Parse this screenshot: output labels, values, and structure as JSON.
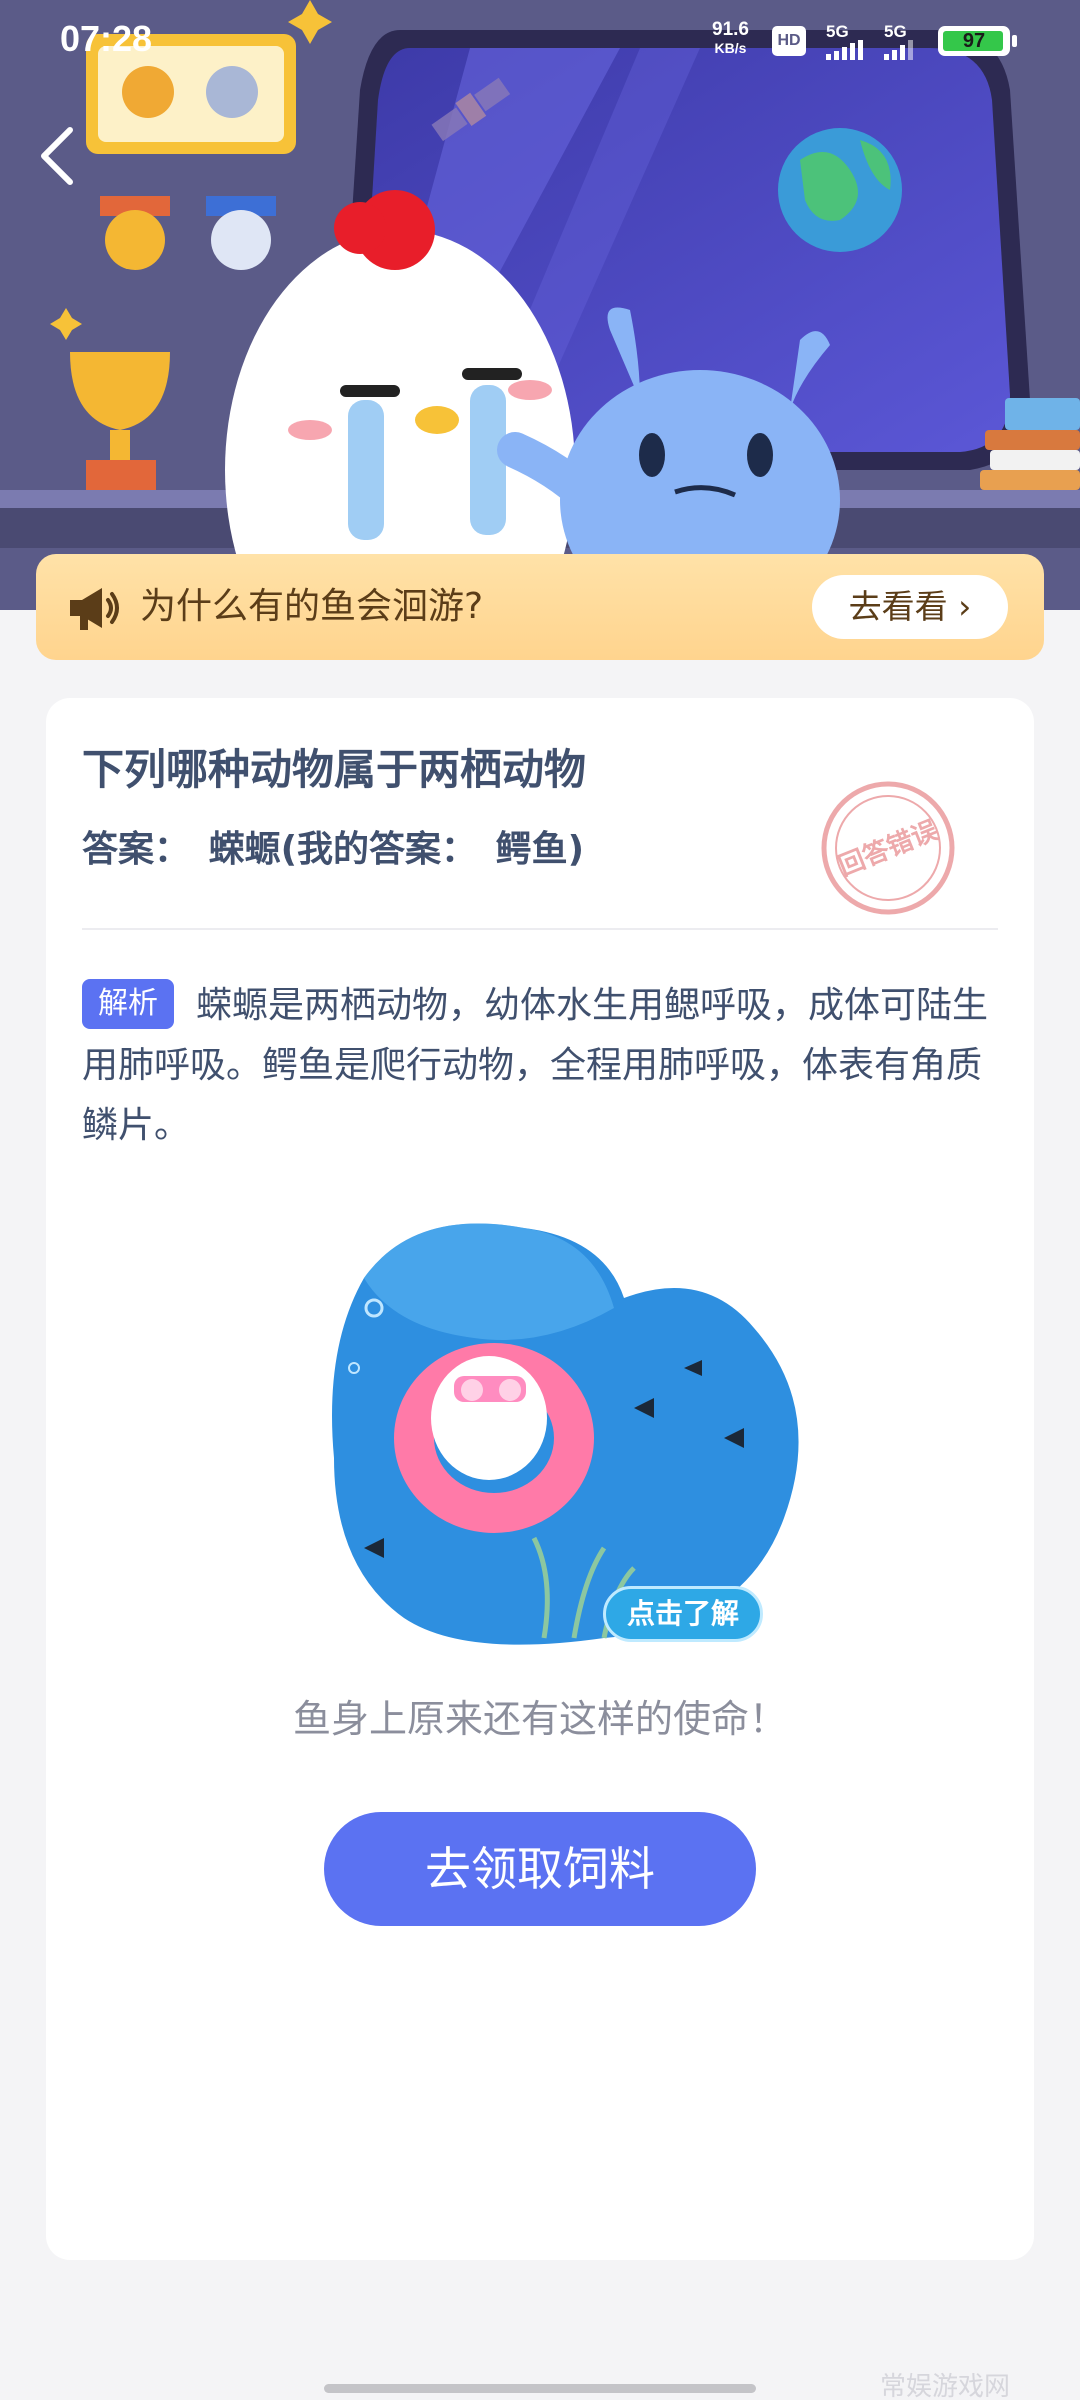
{
  "status_bar": {
    "time": "07:28",
    "net_speed_value": "91.6",
    "net_speed_unit": "KB/s",
    "hd_label": "HD",
    "signal1_label": "5G",
    "signal2_label": "5G",
    "battery_level": 97,
    "battery_label": "97"
  },
  "banner": {
    "text": "为什么有的鱼会洄游?",
    "button_label": "去看看 ›"
  },
  "question": {
    "title": "下列哪种动物属于两栖动物",
    "answer_label": "答案：",
    "answer_value": "蝾螈(我的答案：",
    "my_answer_value": "鳄鱼)",
    "stamp_text": "回答错误"
  },
  "analysis": {
    "tag": "解析",
    "text": "蝾螈是两栖动物，幼体水生用鳃呼吸，成体可陆生用肺呼吸。鳄鱼是爬行动物，全程用肺呼吸，体表有角质鳞片。"
  },
  "promo": {
    "badge": "点击了解",
    "caption": "鱼身上原来还有这样的使命！",
    "cta_label": "去领取饲料"
  },
  "watermark": "常娱游戏网",
  "colors": {
    "accent": "#5b72f2",
    "banner_bg": "#ffd48e",
    "hero_bg": "#5a5a86",
    "text": "#40506e",
    "stamp": "#e88d90"
  }
}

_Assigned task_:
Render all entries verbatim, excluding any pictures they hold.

_Answer section_:
Parse this screenshot: output labels, values, and structure as JSON.
{
  "status_bar": {
    "time": "07:28",
    "net_speed_value": "91.6",
    "net_speed_unit": "KB/s",
    "hd_label": "HD",
    "signal1_label": "5G",
    "signal2_label": "5G",
    "battery_level": 97,
    "battery_label": "97"
  },
  "banner": {
    "text": "为什么有的鱼会洄游?",
    "button_label": "去看看 ›"
  },
  "question": {
    "title": "下列哪种动物属于两栖动物",
    "answer_label": "答案：",
    "answer_value": "蝾螈(我的答案：",
    "my_answer_value": "鳄鱼)",
    "stamp_text": "回答错误"
  },
  "analysis": {
    "tag": "解析",
    "text": "蝾螈是两栖动物，幼体水生用鳃呼吸，成体可陆生用肺呼吸。鳄鱼是爬行动物，全程用肺呼吸，体表有角质鳞片。"
  },
  "promo": {
    "badge": "点击了解",
    "caption": "鱼身上原来还有这样的使命！",
    "cta_label": "去领取饲料"
  },
  "watermark": "常娱游戏网",
  "colors": {
    "accent": "#5b72f2",
    "banner_bg": "#ffd48e",
    "hero_bg": "#5a5a86",
    "text": "#40506e",
    "stamp": "#e88d90"
  }
}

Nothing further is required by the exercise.